Check our new film on one of the most famous and foundational cases in the history of the Supreme Court, McCulloch v. Maryland. In 1791, Alexander Hamilton founded a National Bank. Pretty simple, right? But this simple act set off a fight over who had power over whom, the States or the newly-formed Federal Government. The answer lay in one line in Article VI of the Constitution: The Supremacy Clause.
Learn more in our new film The Supremacy Clause: McCulloch v. Maryland.
“Scene at the Signing of the Constitution of the United States,” by Howard Chandler Christy (Architect of the Capitol)
230 years ago today, many of the nation’s leading minds met in a sweltering room in the middle of a Philadelphia heat wave to revise a document called The Articles of Confederation. The Articles had been a big problem. They left too much power to the states. Congress, the only branch of the federal government in the Articles, had almost no power over the states. And as the country fought for independence from Great Britain, that had been disastrous, as the Continental Army struggled to supply itself through a government with no ability to raise funds.
To many delegates — including George Washington, James Madison and Alexander Hamilton — revising the Articles didn’t go far enough. They needed to be scrapped entirely so that something better could take its place, something that created a strong, central government — one with clear, enumerated (but still limited) powers over the states. So that’s just what they did. Working in secret over the next three months, the Founders of our country labored over the four pages of parchment that would create the United States Federal Government and underly all of American law from that point forward, the Constitution of the United States.
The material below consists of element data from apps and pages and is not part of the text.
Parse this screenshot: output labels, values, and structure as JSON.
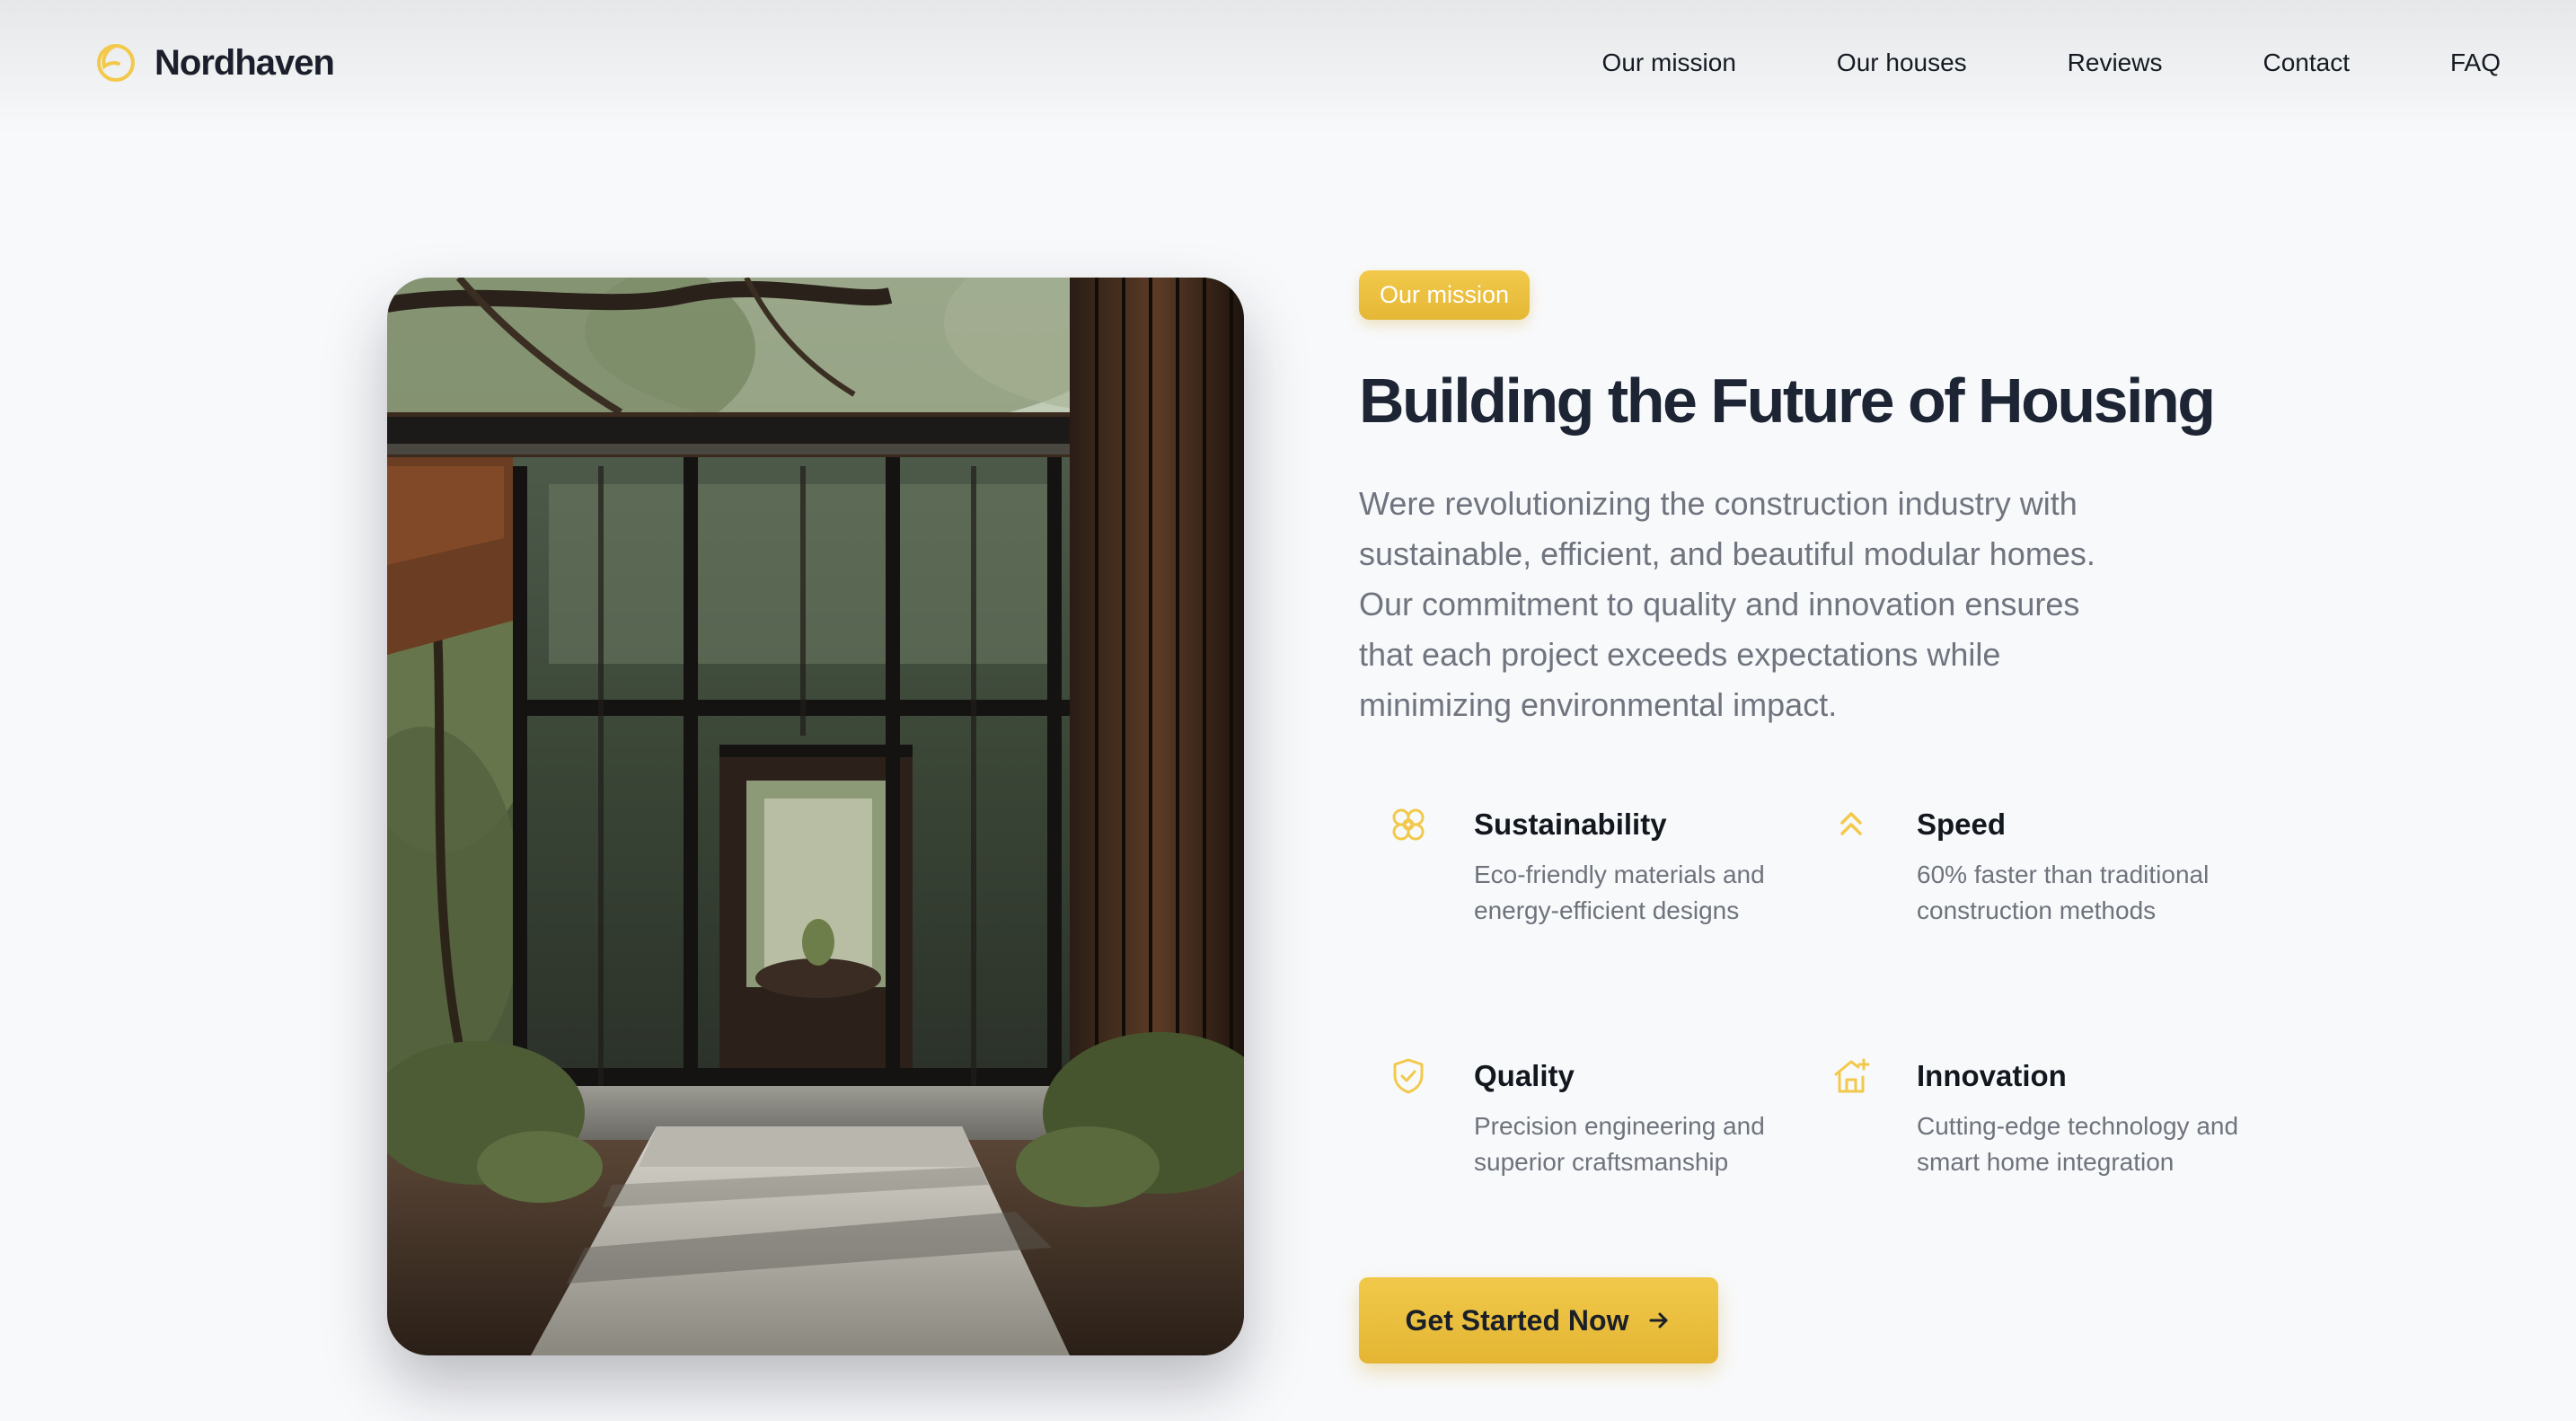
{
  "brand": {
    "name": "Nordhaven",
    "logo_icon": "crescent-logo-icon",
    "accent_color": "#f2c94b"
  },
  "nav": {
    "links": [
      {
        "label": "Our mission"
      },
      {
        "label": "Our houses"
      },
      {
        "label": "Reviews"
      },
      {
        "label": "Contact"
      },
      {
        "label": "FAQ"
      }
    ]
  },
  "hero": {
    "image_icon": "modern-glass-house-photo"
  },
  "mission": {
    "badge": "Our mission",
    "heading": "Building the Future of Housing",
    "description": "Were revolutionizing the construction industry with sustainable, efficient, and beautiful modular homes. Our commitment to quality and innovation ensures that each project exceeds expectations while minimizing environmental impact."
  },
  "features": [
    {
      "icon": "flower-icon",
      "title": "Sustainability",
      "description": "Eco-friendly materials and energy-efficient designs"
    },
    {
      "icon": "double-chevron-up-icon",
      "title": "Speed",
      "description": "60% faster than traditional construction methods"
    },
    {
      "icon": "shield-check-icon",
      "title": "Quality",
      "description": "Precision engineering and superior craftsmanship"
    },
    {
      "icon": "smart-home-icon",
      "title": "Innovation",
      "description": "Cutting-edge technology and smart home integration"
    }
  ],
  "cta": {
    "label": "Get Started Now",
    "icon": "arrow-right-icon"
  },
  "colors": {
    "accent": "#f2c94b",
    "accent_dark": "#e4b533",
    "heading": "#1d2433",
    "body_text": "#6f747e",
    "background": "#f8f9fb"
  }
}
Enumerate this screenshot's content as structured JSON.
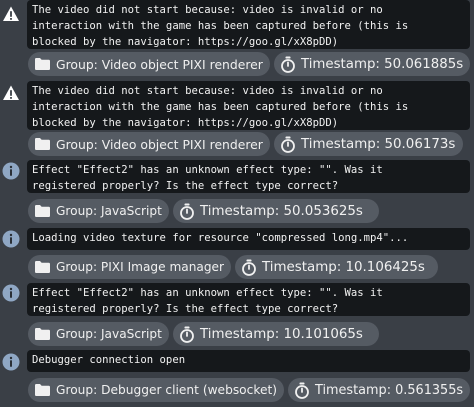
{
  "log_entries": [
    {
      "level": "warning",
      "icon": "warning-triangle-icon",
      "message": "The video did not start because: video is invalid or no\ninteraction with the game has been captured before (this is\nblocked by the navigator: https://goo.gl/xX8pDD)",
      "group": "Group: Video object PIXI renderer",
      "timestamp": "Timestamp: 50.061885s"
    },
    {
      "level": "warning",
      "icon": "warning-triangle-icon",
      "message": "The video did not start because: video is invalid or no\ninteraction with the game has been captured before (this is\nblocked by the navigator: https://goo.gl/xX8pDD)",
      "group": "Group: Video object PIXI renderer",
      "timestamp": "Timestamp: 50.06173s"
    },
    {
      "level": "info",
      "icon": "info-circle-icon",
      "message": "Effect \"Effect2\" has an unknown effect type: \"\". Was it\nregistered properly? Is the effect type correct?",
      "group": "Group: JavaScript",
      "timestamp": "Timestamp: 50.053625s"
    },
    {
      "level": "info",
      "icon": "info-circle-icon",
      "message": "Loading video texture for resource \"compressed long.mp4\"...",
      "group": "Group: PIXI Image manager",
      "timestamp": "Timestamp: 10.106425s"
    },
    {
      "level": "info",
      "icon": "info-circle-icon",
      "message": "Effect \"Effect2\" has an unknown effect type: \"\". Was it\nregistered properly? Is the effect type correct?",
      "group": "Group: JavaScript",
      "timestamp": "Timestamp: 10.101065s"
    },
    {
      "level": "info",
      "icon": "info-circle-icon",
      "message": "Debugger connection open",
      "group": "Group: Debugger client (websocket)",
      "timestamp": "Timestamp: 0.561355s"
    }
  ],
  "colors": {
    "background": "#3a3f46",
    "message_background": "#15181b",
    "chip_background": "#555b63",
    "info_icon": "#8fa7c4",
    "warning_icon": "#ffffff"
  }
}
Learn more about the drafting of this revolutionary document in our film Creating a Constitution.